All three were applicable to Indians this week when hand sanitisers went off the shelves thanks to a virus, 3,000 distress calls were made to the Delhi Police, and Yes Bank ATMs had to down their shutters. Then, all these issues combined to make the stock market crash 894 points Friday.
A birthday party and a cow dung party
Let’s look at the biggest source of public panic right now.
Although the novel coronavirus has been spreading from China’s Wuhan since December and has already claimed over 3,000 lives and reached every continent except Antarctica, India woke up to the crisis only this week.
It only took a birthday party to shut down two schools in Noida (although now, all primary classes in Delhi government schools and Kendriya Vidyalayas have been closed). Then, the Italians showed up in Jaipur with the coronavirus symptom. They have since been tested positive and shifted to Delhi to be kept in preventive isolation. The PayTM office also shut down in Gurugram, after an employee tested positive. In Hyderabad, a techie added to the total count.
India Inc — from Wipro to Intel to Flipkart — has imposed travel restrictions on employees or completely banned it.
Almost everyone has memorised the symptoms — cough, fever, fatigue — and preventive measures — hand washing, masks, and tissues. But the bigger problem in north India has been the coronavirus scare overlapping with the flu season. As winter wears off and summer approaches, the flu is catching up with many and leading to even more panic.
“With a tornado you can see it and its damage is quite immediate. When it’s an invisible pathogen, whose detection and understanding resides among professionally trained specialists, average people get a little bit more agitated,” said Monica Schoch-Spana, a scientist at the Johns Hopkins Center for Health Security.
Prices of hand sanitisers and masks have shot up in India, and many pharmacies and online retailers have run out of stocks. So, Indians did what Indians do best — peddle pseudoscience. The Hindu Mahasabha planned a gaumutra (cow urine) party with cow dung cakes to fight the coronavirus. The AYUSH ministry advocated Unani and homeopathic medicine to prevent coronavirus. And most Indians forwarded each other ‘home remedies’ and warnings on WhatsApp.
West Bengal Chief Minister Mamata Banerjee called the sudden coronavirus scare Modi government’s diversion tactic from the Delhi riots.
Fighting panic, logically
If there is a country that showed the world the way to handle COVID-19 and public panic, in general, it is Singapore. Prime Minister Lee Hsien Loong reached out to the citizens in a nine-minute video to inform them of the steps being taken, what citizens can do and assured them that it wasn’t as deadly as SARS. “Fear can do more harm than the virus itself,” he said.

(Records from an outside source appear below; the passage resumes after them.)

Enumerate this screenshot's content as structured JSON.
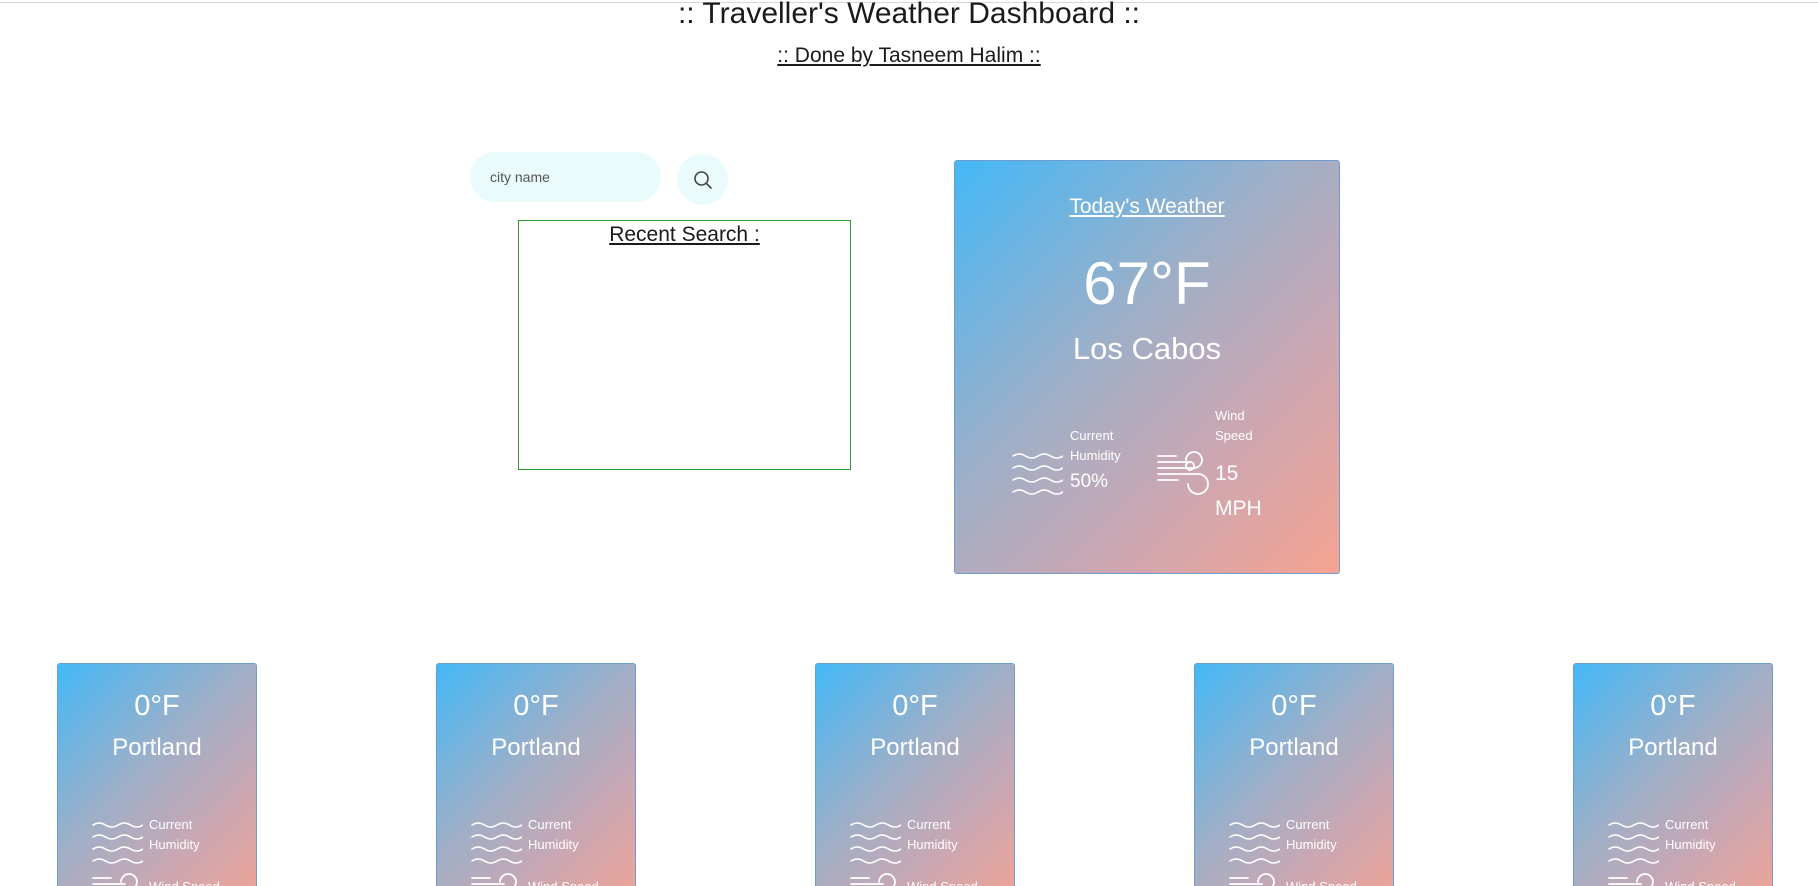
{
  "header": {
    "title": ":: Traveller's Weather Dashboard ::",
    "subtitle": ":: Done by Tasneem Halim ::"
  },
  "search": {
    "placeholder": "city name",
    "button_icon": "search-icon"
  },
  "recent": {
    "title": "Recent Search :",
    "items": []
  },
  "today": {
    "heading": "Today's Weather",
    "temperature": "67°F",
    "city": "Los Cabos",
    "humidity_label": "Current Humidity",
    "humidity_value": "50%",
    "humidity_icon": "waves-icon",
    "wind_label": "Wind Speed",
    "wind_value": "15 MPH",
    "wind_icon": "wind-icon"
  },
  "forecast": [
    {
      "temperature": "0°F",
      "city": "Portland",
      "humidity_label": "Current Humidity",
      "wind_label": "Wind Speed"
    },
    {
      "temperature": "0°F",
      "city": "Portland",
      "humidity_label": "Current Humidity",
      "wind_label": "Wind Speed"
    },
    {
      "temperature": "0°F",
      "city": "Portland",
      "humidity_label": "Current Humidity",
      "wind_label": "Wind Speed"
    },
    {
      "temperature": "0°F",
      "city": "Portland",
      "humidity_label": "Current Humidity",
      "wind_label": "Wind Speed"
    },
    {
      "temperature": "0°F",
      "city": "Portland",
      "humidity_label": "Current Humidity",
      "wind_label": "Wind Speed"
    }
  ],
  "colors": {
    "card_gradient_start": "#44b8f7",
    "card_gradient_end": "#f6a391",
    "input_background": "#e9fcfb",
    "recent_border": "#2e9a2e"
  }
}
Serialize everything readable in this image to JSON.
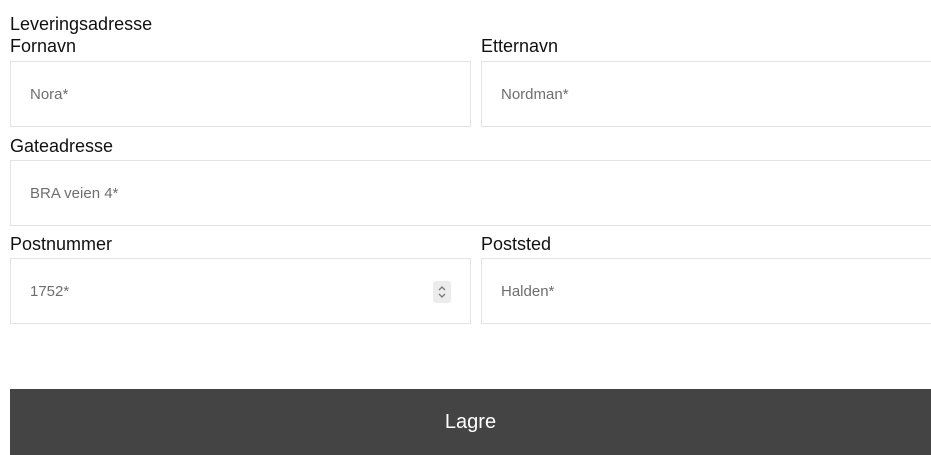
{
  "form": {
    "title": "Leveringsadresse",
    "first_name": {
      "label": "Fornavn",
      "placeholder": "Nora*",
      "value": ""
    },
    "last_name": {
      "label": "Etternavn",
      "placeholder": "Nordman*",
      "value": ""
    },
    "street": {
      "label": "Gateadresse",
      "placeholder": "BRA veien 4*",
      "value": ""
    },
    "postal_code": {
      "label": "Postnummer",
      "placeholder": "1752*",
      "value": ""
    },
    "city": {
      "label": "Poststed",
      "placeholder": "Halden*",
      "value": ""
    },
    "save_label": "Lagre"
  },
  "icons": {
    "stepper": "up-down-chevron-icon"
  },
  "colors": {
    "button_bg": "#444444",
    "button_text": "#ffffff",
    "field_border": "#e3e3e3",
    "placeholder_text": "#6e6e6e"
  }
}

Back home, India too had a success story.
Most (north) Indians have forgotten that Kerala had the first three confirmed cases of coronavirus in the country and took care of it in record time. It put out a ‘state calamity’ warning, published data daily on the number of cases and put many residents under ‘community surveillance’. The timely dissemination of public data, the 28-day quarantine and travel monitoring helped Kerala bring the situation under control and tackle panic. And this isn’t the first time Kerala faced a public health emergency; it had successfully tackled the spread of Nipah virus in 2018.
Similar steps — information, reaching out and being on the ground — were taken by the Delhi Police when rumours started circulating in Delhi again last week about another round of rioting. The Delhi Police, this time, quickly moved into action — dispelled rumours, patrolled the streets at night, and put out correct information. It showed that the Delhi Police can clearly act – when it wants to.
Now the ball is in the Finance Ministry and the RBI’s court to assure depositors that Yes Bank won’t become a big NO and further destabilise the banking sector.
As Douglas Adams wrote in Hitchhiker’s Guide to the Galaxy, don’t panic.